Adult Nursing Student Megan Richardson
Adult Nursing Student Megan Richardson

Student nurse Megan Richardson is one of the first patients to undergo surgery on her ankle as a Teesside hospital trust tackles the backlog of planned operations. 

North Tees and Hartlepool NHS Foundation Trust runs the University Hospital of North Tees in Stockton and the University Hospital of Hartlepool and like all health trusts across the country, postponed all elective surgery for several months as NHS staff responded to the coronavirus pandemic. 

One of the patients who has benefitted from recent surgery is first year Sunderland student Megan Richardson, from Stockton.  

The 23-year-old first year Adult Nursing student had successful ankle surgery after the outbreak first started but needed a further procedure to treat ongoing issues with her ankle stability due to suffering from severe hypermobility. 

Consultant orthopaedic surgeon Rajiv Limaye and surgical care practitioner Beth Alderton have led her surgery and treatment with support from the wider team. 

Megan, who is due to begin a 10-week placement with North Tees, as part of her degree, this month, said: "I was quite upset at the prospect of having to have surgery for a second time and how this would affect my studies. 

"But the team have ensured I was able to have the surgery, still complete my studies and be healed in time for the start of my nurse placement, which ironically is on orthopaedics!  

"I am so thankful for everything the team have done for me." 

Megan's surgery was carried out at the organisation’s centre for non-urgent surgery at the University Hospital of Hartlepool. 

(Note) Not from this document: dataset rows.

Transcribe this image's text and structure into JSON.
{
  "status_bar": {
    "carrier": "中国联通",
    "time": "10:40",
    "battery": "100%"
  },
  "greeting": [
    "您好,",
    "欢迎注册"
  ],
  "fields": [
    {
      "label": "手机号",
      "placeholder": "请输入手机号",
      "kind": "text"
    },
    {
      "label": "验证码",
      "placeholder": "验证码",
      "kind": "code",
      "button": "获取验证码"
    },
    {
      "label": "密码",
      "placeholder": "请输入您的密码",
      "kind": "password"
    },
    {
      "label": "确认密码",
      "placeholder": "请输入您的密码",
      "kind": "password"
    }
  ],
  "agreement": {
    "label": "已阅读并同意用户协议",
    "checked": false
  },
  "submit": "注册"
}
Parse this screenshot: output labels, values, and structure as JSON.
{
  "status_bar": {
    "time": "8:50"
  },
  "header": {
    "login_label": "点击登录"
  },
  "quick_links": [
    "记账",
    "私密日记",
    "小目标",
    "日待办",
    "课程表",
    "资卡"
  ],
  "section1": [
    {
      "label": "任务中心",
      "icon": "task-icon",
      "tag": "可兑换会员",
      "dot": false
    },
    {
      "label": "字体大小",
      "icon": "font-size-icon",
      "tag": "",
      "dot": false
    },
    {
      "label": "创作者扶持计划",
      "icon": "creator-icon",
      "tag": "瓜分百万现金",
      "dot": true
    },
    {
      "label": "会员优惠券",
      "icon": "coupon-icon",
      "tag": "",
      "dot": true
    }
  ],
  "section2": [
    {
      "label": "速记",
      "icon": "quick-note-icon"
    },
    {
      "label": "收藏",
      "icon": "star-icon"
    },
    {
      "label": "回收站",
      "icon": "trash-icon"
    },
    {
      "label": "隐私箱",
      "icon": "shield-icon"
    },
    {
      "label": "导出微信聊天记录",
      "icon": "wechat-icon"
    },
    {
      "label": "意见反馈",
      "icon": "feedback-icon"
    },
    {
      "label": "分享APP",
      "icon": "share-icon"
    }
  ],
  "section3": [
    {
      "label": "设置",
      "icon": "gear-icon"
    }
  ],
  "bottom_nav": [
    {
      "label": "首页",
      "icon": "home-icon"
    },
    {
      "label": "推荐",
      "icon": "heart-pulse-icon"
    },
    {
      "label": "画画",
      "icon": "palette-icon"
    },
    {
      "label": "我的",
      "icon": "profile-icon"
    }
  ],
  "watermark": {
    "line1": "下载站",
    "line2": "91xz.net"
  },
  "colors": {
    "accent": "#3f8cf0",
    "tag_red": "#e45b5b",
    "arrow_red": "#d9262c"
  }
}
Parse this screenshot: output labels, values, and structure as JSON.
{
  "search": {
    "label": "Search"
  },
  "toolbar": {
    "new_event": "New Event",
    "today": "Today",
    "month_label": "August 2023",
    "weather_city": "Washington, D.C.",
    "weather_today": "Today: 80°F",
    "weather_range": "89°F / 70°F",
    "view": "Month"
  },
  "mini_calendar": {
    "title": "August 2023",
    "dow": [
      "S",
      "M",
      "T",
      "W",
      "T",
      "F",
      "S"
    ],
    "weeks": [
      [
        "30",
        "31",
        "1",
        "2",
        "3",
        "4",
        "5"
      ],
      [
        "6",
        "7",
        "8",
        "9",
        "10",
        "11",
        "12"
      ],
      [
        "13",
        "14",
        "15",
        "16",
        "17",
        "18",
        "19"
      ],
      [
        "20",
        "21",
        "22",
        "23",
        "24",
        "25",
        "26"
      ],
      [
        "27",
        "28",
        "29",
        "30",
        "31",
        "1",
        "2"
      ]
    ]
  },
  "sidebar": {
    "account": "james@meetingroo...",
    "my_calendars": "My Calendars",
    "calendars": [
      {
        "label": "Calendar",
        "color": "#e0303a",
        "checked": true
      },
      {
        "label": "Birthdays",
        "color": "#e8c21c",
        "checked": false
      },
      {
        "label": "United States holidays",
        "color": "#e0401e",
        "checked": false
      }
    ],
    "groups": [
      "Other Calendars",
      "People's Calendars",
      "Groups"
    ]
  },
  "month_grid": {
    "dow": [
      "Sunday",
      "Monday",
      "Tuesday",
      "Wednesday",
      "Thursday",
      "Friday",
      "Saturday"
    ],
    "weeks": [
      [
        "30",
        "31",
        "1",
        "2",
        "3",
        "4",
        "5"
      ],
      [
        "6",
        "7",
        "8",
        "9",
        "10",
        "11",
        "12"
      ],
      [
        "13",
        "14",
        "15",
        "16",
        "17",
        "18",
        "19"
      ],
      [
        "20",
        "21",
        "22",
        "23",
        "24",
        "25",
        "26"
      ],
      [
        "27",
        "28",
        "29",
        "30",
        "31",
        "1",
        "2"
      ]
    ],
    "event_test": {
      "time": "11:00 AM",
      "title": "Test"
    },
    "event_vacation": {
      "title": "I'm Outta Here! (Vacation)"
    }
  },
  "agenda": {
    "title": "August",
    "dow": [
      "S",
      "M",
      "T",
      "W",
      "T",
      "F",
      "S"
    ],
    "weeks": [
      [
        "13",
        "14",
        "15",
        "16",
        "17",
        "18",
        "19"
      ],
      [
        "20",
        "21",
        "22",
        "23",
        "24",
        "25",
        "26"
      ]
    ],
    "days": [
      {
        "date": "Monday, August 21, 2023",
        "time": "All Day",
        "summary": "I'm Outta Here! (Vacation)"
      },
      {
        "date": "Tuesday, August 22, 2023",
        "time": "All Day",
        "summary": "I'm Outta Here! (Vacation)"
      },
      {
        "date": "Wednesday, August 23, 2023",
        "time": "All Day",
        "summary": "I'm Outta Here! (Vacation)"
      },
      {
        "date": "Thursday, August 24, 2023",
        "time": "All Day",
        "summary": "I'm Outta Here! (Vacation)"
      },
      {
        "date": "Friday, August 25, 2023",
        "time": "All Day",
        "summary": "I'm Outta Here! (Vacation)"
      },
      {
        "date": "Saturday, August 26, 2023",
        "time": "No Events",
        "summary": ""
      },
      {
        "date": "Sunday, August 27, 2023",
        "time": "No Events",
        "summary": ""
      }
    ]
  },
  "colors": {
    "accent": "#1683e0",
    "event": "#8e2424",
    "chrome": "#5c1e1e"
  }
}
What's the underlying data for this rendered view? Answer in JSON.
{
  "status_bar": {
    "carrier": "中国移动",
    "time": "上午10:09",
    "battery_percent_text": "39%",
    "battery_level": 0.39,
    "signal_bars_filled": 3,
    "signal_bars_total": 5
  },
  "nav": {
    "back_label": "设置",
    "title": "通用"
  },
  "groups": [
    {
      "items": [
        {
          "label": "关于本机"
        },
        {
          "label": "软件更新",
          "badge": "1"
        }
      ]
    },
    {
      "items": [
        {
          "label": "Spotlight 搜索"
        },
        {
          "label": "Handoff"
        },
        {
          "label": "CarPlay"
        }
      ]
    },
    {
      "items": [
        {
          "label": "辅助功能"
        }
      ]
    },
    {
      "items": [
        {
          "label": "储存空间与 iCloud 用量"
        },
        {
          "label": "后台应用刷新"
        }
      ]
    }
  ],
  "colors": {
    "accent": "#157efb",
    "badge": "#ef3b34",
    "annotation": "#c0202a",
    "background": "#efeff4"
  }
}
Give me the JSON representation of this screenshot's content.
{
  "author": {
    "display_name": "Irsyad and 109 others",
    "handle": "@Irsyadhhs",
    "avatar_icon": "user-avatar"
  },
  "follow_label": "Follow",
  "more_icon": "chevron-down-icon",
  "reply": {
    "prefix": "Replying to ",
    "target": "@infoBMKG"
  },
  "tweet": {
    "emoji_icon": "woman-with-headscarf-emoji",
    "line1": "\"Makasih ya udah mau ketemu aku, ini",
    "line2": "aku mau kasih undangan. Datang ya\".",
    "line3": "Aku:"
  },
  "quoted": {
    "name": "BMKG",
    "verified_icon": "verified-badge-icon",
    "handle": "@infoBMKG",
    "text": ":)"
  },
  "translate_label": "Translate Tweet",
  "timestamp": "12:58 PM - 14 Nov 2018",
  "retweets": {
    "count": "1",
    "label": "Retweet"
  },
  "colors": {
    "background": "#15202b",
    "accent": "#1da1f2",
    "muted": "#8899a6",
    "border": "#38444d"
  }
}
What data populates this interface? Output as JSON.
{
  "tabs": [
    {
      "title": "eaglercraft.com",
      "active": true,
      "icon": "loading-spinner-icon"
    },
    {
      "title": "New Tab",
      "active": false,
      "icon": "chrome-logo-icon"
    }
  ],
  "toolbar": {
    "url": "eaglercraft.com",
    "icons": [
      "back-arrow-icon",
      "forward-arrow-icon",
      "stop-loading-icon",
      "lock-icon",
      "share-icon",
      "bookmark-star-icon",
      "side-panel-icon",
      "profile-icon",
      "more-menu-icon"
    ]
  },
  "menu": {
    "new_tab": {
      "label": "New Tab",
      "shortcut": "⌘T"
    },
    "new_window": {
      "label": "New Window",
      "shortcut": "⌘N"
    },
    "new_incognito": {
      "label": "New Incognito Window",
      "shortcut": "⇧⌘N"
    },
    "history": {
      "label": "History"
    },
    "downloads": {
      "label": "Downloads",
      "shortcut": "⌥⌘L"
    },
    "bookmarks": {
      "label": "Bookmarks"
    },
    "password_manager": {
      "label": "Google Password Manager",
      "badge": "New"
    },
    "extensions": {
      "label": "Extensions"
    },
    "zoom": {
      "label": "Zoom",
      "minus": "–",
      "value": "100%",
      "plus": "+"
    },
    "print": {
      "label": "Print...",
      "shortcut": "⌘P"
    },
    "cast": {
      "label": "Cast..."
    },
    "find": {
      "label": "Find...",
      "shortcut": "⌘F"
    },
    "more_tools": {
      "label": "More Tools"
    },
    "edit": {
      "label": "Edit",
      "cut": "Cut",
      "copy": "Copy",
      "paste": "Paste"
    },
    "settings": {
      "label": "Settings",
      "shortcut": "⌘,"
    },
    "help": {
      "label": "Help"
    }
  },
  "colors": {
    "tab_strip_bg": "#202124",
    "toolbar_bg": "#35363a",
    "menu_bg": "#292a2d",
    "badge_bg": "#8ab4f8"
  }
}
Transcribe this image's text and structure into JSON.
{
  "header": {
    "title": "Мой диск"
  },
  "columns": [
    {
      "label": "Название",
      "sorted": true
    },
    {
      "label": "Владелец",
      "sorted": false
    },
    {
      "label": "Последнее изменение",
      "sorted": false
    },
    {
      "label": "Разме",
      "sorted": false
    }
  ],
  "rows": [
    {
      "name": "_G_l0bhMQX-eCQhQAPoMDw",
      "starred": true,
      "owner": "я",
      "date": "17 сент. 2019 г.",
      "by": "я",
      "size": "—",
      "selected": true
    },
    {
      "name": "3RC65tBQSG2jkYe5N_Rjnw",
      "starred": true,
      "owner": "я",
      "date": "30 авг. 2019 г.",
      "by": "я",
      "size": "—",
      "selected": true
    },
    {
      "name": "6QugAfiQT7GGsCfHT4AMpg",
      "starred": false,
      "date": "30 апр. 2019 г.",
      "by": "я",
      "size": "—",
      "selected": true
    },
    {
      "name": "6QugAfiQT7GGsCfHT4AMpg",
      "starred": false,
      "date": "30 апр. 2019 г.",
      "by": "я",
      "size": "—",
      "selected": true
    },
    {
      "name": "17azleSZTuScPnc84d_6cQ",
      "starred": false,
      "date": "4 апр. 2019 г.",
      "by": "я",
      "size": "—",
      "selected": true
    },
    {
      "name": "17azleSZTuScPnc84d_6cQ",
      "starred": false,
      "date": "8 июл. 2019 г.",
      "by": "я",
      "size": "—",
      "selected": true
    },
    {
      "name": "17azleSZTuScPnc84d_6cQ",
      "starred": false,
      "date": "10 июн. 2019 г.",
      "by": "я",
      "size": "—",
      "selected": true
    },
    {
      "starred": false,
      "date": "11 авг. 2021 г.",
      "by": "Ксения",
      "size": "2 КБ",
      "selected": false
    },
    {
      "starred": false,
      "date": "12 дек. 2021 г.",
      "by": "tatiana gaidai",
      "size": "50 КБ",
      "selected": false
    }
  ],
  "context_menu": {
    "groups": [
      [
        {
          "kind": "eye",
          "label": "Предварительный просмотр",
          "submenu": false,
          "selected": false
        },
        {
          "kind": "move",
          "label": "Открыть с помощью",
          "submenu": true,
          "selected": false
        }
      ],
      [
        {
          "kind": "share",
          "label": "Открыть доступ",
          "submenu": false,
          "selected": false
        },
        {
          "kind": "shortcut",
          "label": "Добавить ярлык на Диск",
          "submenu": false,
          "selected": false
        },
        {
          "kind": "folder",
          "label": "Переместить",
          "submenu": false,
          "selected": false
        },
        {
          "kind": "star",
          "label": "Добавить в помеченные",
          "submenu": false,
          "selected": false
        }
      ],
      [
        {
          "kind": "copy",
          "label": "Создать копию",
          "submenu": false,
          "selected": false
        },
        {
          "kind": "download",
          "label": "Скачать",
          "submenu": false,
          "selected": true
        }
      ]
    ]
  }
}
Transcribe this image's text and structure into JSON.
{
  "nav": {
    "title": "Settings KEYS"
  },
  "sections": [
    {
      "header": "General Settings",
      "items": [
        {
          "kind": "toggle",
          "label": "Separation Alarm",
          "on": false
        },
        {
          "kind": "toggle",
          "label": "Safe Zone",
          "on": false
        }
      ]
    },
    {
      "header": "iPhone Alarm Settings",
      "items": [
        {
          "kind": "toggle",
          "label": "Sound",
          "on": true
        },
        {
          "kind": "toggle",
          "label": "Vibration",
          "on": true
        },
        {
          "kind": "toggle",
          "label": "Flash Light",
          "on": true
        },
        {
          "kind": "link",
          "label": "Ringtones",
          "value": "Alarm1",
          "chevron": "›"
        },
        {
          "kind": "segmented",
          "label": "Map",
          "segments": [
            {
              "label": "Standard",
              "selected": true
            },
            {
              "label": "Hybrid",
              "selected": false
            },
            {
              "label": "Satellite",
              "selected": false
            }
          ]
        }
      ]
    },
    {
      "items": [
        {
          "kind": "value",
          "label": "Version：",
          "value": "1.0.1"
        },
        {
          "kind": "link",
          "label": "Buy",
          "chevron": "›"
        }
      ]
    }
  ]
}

It involved ankle ligament reconstruction and an augmentation using an internal brace technique.  

Megan’s first surgery involved a similar procedure but – due to her hypermobility – this resulted in an injury to the lateral ligaments, making her ankle unstable. 

Mr Limaye, who specialises in foot and ankle surgery, said: "We are delighted to be able to help patients like Megan, whose surgery was a complete success – leading to a rapid recovery postoperatively so she can now resume her nursing studies.  

"Any issue affecting joints really can affect people’s lives. It’s so important we returned elective surgery as soon as we possibly could so we could continue to serve our local population who have been patiently waiting due to pandemic.  

"We are pleased to be rapidly working our way through the backlog of operations and to be able to treat patients who waited several months for their surgery." 

Megan says she was inspired to sign up for the Adult Nursing programme, when she worked at North Tees Hospital in the Nursing, Patient Safety and Quality Department. She said: “I predominantly dealt with claims, coroner’s, quality and professional standards, as well as infection, prevention and control, and was influenced by the work I was surrounded by.” 

Despite reservations that she’d struggle with a university course, Megan says it has been the best decision she’s ever made: “I absolutely love it, I made the right choice and have made a fantastic group of friends. The programme is so interesting.” 

Megan hopes to eventually work in the areas of Tissue Viability when she eventually graduates in three years’ time.